* **Your task**
Take from the records below each line that holds "this".

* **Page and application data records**
::::

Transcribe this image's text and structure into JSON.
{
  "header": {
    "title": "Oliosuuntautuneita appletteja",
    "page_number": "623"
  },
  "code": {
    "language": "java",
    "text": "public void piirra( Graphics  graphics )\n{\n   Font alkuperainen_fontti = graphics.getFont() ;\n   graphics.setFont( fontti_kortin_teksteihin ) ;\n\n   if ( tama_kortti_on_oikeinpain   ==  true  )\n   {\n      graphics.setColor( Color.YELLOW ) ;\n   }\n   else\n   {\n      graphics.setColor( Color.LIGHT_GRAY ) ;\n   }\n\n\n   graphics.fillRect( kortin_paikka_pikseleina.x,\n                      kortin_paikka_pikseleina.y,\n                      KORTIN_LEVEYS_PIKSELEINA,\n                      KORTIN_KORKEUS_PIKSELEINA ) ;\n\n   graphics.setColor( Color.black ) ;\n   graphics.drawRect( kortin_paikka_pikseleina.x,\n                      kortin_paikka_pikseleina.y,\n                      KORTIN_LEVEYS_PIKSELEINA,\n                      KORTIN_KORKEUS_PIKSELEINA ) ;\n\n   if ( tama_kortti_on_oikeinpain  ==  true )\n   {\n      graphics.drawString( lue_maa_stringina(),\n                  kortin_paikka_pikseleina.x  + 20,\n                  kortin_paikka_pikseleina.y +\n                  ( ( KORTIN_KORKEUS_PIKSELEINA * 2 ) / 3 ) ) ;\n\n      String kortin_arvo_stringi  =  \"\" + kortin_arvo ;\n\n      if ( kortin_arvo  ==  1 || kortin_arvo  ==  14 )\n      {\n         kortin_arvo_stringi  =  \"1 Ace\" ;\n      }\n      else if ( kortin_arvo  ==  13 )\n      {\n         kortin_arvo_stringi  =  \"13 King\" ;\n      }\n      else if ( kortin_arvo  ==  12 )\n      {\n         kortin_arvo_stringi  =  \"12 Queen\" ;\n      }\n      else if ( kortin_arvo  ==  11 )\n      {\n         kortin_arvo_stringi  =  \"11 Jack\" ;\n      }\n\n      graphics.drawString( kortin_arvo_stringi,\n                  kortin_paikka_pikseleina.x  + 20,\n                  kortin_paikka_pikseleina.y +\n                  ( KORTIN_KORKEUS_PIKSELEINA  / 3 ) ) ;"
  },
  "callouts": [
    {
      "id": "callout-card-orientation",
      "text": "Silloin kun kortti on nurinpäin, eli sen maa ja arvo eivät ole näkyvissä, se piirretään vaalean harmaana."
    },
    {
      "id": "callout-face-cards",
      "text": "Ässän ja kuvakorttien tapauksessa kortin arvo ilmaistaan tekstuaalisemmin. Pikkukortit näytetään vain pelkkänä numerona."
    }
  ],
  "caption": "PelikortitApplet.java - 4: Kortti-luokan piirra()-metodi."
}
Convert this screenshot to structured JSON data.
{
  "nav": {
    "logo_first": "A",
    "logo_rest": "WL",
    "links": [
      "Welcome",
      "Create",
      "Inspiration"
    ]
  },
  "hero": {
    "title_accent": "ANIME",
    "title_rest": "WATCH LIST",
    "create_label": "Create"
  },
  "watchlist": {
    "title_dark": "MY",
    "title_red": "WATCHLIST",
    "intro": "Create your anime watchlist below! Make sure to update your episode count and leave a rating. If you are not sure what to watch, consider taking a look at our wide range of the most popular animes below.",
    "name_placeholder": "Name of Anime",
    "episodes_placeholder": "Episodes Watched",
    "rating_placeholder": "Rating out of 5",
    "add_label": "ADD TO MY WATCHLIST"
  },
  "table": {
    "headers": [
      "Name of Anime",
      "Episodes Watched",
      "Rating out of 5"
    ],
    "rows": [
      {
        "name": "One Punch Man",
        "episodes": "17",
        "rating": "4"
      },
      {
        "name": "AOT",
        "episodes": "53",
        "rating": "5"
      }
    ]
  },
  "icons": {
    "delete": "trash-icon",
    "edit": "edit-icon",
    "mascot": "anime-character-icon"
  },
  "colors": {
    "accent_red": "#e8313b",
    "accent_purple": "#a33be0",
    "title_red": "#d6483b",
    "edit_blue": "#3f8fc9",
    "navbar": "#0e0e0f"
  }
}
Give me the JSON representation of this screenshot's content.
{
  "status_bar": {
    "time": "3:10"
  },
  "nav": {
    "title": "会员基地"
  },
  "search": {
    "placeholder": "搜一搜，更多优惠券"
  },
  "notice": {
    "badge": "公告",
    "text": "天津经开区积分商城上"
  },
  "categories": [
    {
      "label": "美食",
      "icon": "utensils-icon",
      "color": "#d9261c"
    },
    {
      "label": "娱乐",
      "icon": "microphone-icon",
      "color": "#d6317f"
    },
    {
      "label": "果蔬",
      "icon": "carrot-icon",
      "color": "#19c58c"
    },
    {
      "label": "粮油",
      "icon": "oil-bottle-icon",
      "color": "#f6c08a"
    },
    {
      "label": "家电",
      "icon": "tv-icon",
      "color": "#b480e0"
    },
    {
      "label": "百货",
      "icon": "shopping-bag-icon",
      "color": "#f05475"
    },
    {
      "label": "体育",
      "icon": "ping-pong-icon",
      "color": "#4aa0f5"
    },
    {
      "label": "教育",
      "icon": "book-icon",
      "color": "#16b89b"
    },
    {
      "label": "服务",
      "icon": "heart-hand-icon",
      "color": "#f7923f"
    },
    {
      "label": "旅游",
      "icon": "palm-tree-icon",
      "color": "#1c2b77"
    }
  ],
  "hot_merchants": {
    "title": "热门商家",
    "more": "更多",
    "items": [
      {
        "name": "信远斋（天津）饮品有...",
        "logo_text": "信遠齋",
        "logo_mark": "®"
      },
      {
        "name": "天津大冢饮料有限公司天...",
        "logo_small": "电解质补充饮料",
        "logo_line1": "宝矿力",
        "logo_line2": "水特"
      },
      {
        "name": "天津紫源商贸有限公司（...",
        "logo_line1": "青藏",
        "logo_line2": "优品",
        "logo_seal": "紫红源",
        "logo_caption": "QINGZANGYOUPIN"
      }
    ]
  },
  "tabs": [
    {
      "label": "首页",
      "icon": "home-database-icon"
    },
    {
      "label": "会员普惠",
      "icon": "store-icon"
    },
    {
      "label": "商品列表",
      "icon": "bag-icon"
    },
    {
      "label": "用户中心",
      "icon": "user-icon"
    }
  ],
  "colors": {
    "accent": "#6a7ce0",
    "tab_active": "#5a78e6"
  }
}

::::

* **Exercise response**
Transcribe this image's text and structure into JSON.
Convert this screenshot to structured JSON data.
Give me the JSON representation of this screenshot's content.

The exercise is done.